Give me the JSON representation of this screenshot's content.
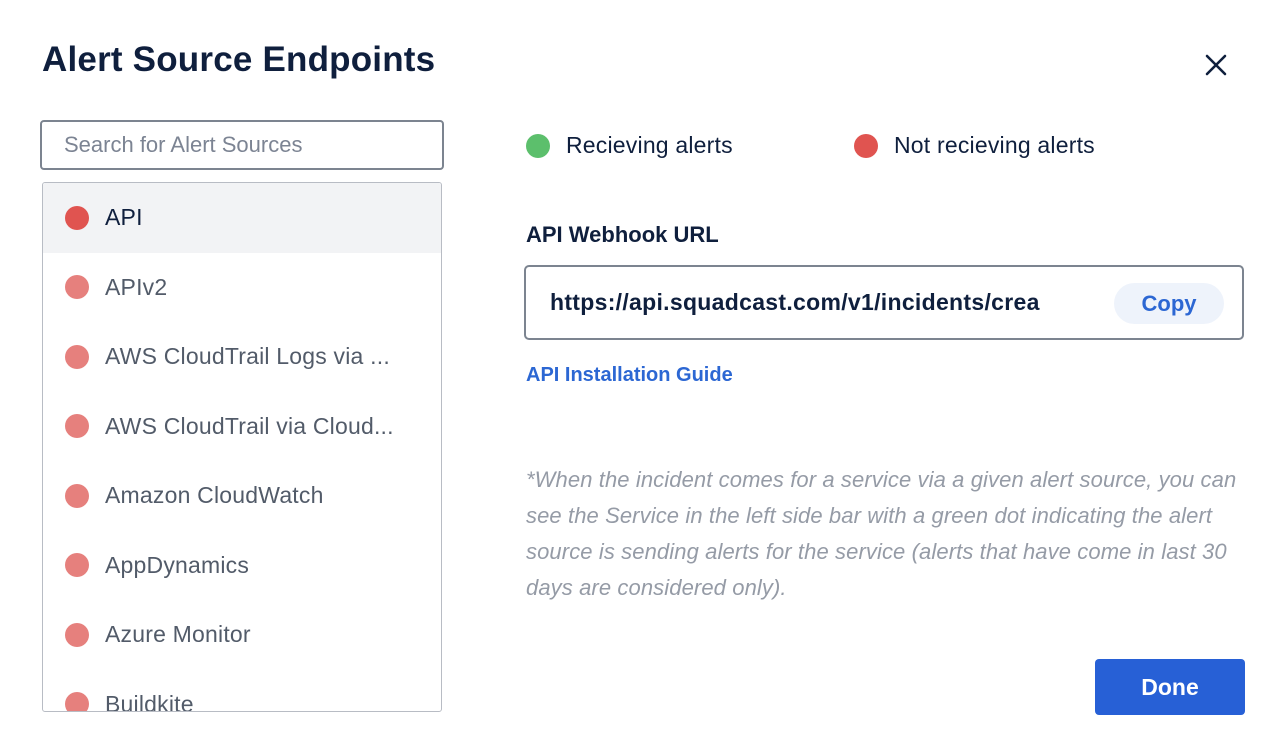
{
  "modal": {
    "title": "Alert Source Endpoints",
    "close_icon": "close-icon"
  },
  "search": {
    "placeholder": "Search for Alert Sources",
    "value": ""
  },
  "alert_sources": [
    {
      "label": "API",
      "status": "not-receiving",
      "selected": true
    },
    {
      "label": "APIv2",
      "status": "not-receiving",
      "selected": false
    },
    {
      "label": "AWS CloudTrail Logs via ...",
      "status": "not-receiving",
      "selected": false
    },
    {
      "label": "AWS CloudTrail via Cloud...",
      "status": "not-receiving",
      "selected": false
    },
    {
      "label": "Amazon CloudWatch",
      "status": "not-receiving",
      "selected": false
    },
    {
      "label": "AppDynamics",
      "status": "not-receiving",
      "selected": false
    },
    {
      "label": "Azure Monitor",
      "status": "not-receiving",
      "selected": false
    },
    {
      "label": "Buildkite",
      "status": "not-receiving",
      "selected": false
    }
  ],
  "legend": {
    "receiving": "Recieving alerts",
    "not_receiving": "Not recieving alerts"
  },
  "webhook": {
    "label": "API Webhook URL",
    "url": "https://api.squadcast.com/v1/incidents/crea",
    "copy_label": "Copy"
  },
  "guide_link": "API Installation Guide",
  "note": "*When the incident comes for a service via a given alert source, you can see the Service in the left side bar with a green dot indicating the alert source is sending alerts for the service (alerts that have come in last 30 days are considered only).",
  "done_label": "Done",
  "colors": {
    "receiving": "#5cbf6c",
    "not_receiving": "#e05450",
    "not_receiving_muted": "#e6807d",
    "accent": "#2760d6",
    "link": "#2c67d3"
  }
}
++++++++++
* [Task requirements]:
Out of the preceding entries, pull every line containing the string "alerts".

* [Completed task]:
    "receiving": "Recieving alerts",
    "not_receiving": "Not recieving alerts"
  "note": "*When the incident comes for a service via a given alert source, you can see the Service in the left side bar with a green dot indicating the alert source is sending alerts for the service (alerts that have come in last 30 days are considered only).",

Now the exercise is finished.